Comparing Lou Gehrig’s Two 1934 Goudey Cards
The Hall of Famer has two cards in the 1934 Goudey set but one is rarer and more valuable than the other
The 1934 Goudey set is one I’ve been working on for, I don’t know, about a year or so now? Now, when I say working on, I mean only just barely. I’ve only got about 1/4 of the set assembled and that’s been achieved with almost next to no effort as the only cards I’ve focused on are very inexpensive commons as I’ve found them. There are any number of sets I’m working on with greater priority than this one but I enjoy picking up the cards as I can.
Recently, I bought a low-grade, skinned Gehrig card from the set. Gehrig, of course, has two cards in the set and those, along with the rookie card of Hank Greenberg, are the keys.
The 1934 Goudey set, if you’re unfamiliar with it, is fine. It’s not even close to as heralded as Goudey’s 1933 issue and a big part of that is because it doesn’t have a super shortprint like the famous Nap Lajoie card. It also doesn’t even have a single Babe Ruth card while the 1933 set boasts four of them. A further detraction is that many of the images from it had origins in the 1933 set and were virtually just repeats. But, if we’re being honest, it’s a decent set and, as I wrote recently, probably ranks only behind Goudey’s famous 1933 set in terms of quality and, certainly, popularity, among their baseball only issues.
As a brief aside, it’s also worth pointing out that Gehrig has two 1933 Goudey cards. Just like we’ll see with the 1934 cards, one is significantly rarer in that set, too.
But that got me to thinking a bit and wanting to take a deeper look at the rarity and, consequently, the values of each.
Gehrig’s first card is card No. 37 in the set.
This card is probably the one that more collectors are familiar with, with its bright yellow background large portrait pose of Gehrig. When collectors think of Gehrig’s appearance in this set, I’m willing to bet that this image is the one that most often comes to mind.

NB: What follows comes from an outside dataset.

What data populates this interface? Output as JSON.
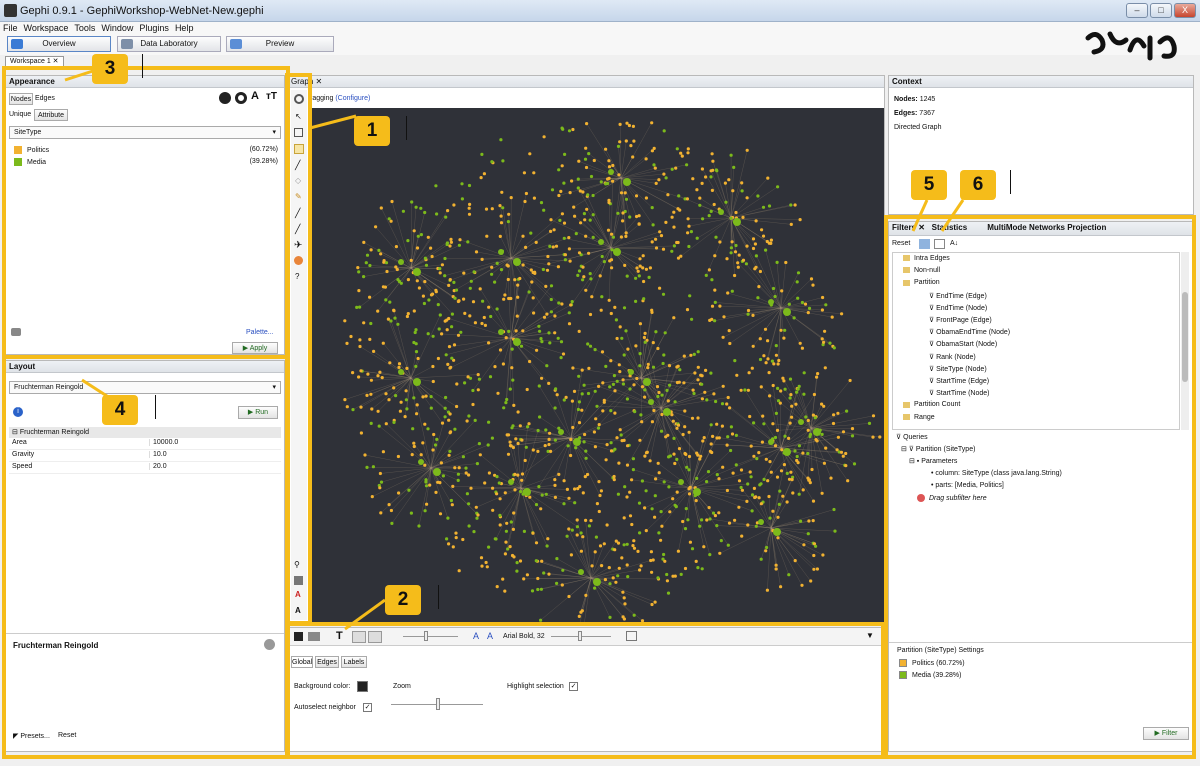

One reason for that could be that it’s because the card is seen more often and a little easier to find. Neither 1934 Goudey Gehrig card is overly plentiful but this one is certainly spotted with greater frequency. That’s sort of hinted at in the population reports of the three major grading companies.
To date, PSA, SGC, and Beckett have combined to grade this card a little more than 1,300 times. Low-grade examples of it typically start around $500-$600.
Gehrig’s second card is No. 61.
This one’s an action picture and also differs from his first card with a green background and the pinstripe uniform Gehrig is wearing.
It’s not technically considered one of the rarer true high number cards, which start at 73. But this card seems to significant rarer than the portrait card.
Population reports for the three grading companies show only a little more than 1,000 graded of this variation. Prices for it are generally a bit higher, too, with low-grade examples usually starting closer to $750-$850 or so.